=== Work task ===
List all lines in the material below that contain "dengan".

=== Records to process ===
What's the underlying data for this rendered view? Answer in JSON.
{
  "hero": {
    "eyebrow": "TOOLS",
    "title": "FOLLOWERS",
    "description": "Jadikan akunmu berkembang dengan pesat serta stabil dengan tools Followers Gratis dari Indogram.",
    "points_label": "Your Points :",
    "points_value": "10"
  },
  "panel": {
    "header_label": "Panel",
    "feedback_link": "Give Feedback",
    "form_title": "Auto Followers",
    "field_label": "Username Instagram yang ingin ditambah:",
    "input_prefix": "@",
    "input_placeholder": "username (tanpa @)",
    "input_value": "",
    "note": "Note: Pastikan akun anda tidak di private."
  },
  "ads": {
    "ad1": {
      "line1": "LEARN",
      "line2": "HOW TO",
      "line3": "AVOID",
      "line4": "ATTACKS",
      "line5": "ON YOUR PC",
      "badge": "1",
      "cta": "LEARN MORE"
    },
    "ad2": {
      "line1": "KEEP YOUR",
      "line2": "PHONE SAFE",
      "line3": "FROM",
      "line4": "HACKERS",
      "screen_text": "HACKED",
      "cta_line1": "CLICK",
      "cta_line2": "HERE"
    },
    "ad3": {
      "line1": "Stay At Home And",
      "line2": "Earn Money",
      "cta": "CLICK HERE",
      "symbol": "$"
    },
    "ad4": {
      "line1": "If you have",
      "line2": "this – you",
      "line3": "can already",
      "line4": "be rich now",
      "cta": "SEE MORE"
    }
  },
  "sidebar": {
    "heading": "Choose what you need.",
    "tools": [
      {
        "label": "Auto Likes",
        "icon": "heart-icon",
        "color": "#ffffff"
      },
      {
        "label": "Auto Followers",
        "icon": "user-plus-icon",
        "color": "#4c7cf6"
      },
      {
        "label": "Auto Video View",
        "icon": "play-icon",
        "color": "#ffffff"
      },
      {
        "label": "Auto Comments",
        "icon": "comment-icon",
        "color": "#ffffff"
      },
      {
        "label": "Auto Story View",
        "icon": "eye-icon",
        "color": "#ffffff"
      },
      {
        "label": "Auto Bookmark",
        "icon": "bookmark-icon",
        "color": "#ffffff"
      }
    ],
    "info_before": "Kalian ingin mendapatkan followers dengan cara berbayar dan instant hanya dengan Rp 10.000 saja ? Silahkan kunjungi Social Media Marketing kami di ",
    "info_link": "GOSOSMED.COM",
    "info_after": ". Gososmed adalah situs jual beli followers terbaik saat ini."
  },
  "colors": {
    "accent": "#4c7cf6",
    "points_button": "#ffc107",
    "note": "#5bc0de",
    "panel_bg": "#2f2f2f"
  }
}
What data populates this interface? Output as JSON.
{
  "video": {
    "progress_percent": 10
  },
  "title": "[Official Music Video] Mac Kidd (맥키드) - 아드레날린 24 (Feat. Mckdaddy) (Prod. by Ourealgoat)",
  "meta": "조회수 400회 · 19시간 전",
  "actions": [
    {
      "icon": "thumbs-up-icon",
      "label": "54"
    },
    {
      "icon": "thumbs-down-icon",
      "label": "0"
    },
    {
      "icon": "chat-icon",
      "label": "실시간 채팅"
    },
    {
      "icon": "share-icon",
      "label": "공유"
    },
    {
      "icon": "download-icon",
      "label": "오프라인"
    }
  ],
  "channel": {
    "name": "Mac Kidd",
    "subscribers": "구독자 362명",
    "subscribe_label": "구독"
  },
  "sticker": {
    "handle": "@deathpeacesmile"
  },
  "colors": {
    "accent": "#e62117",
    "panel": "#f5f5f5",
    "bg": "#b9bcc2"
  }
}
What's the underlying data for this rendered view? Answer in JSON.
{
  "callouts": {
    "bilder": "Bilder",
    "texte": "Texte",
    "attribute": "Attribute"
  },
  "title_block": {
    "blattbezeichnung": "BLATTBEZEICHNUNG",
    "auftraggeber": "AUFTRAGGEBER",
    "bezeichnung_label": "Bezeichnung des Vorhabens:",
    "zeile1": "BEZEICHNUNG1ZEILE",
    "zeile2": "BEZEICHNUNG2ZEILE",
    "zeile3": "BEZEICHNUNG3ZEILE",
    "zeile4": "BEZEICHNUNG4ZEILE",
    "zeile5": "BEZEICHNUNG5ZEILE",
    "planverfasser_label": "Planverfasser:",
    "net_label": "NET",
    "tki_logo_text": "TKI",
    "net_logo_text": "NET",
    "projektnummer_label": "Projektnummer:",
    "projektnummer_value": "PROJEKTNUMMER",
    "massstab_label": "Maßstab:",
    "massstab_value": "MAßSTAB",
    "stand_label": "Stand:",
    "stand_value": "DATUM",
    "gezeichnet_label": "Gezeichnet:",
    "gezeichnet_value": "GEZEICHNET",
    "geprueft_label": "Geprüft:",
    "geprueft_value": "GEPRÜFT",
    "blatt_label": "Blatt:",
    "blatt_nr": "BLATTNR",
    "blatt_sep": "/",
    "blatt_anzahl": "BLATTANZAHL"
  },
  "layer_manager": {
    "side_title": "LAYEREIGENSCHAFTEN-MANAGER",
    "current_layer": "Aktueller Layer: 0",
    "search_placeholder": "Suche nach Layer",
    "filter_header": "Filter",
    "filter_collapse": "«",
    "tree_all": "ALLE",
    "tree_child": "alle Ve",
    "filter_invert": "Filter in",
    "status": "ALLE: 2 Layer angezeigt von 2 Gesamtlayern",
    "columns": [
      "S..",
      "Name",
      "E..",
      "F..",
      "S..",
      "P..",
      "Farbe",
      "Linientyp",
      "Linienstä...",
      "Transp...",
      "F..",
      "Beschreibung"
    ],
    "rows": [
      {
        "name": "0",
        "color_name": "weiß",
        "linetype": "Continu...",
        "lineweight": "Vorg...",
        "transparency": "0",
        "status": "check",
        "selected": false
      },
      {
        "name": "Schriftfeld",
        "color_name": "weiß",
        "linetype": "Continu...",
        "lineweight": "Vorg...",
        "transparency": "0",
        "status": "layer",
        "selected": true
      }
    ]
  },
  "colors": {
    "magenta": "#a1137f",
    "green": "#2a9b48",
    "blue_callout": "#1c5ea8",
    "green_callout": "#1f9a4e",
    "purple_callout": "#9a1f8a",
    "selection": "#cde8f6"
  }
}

=== Exercise output ===
    "description": "Jadikan akunmu berkembang dengan pesat serta stabil dengan tools Followers Gratis dari Indogram.",
    "info_before": "Kalian ingin mendapatkan followers dengan cara berbayar dan instant hanya dengan Rp 10.000 saja ? Silahkan kunjungi Social Media Marketing kami di ",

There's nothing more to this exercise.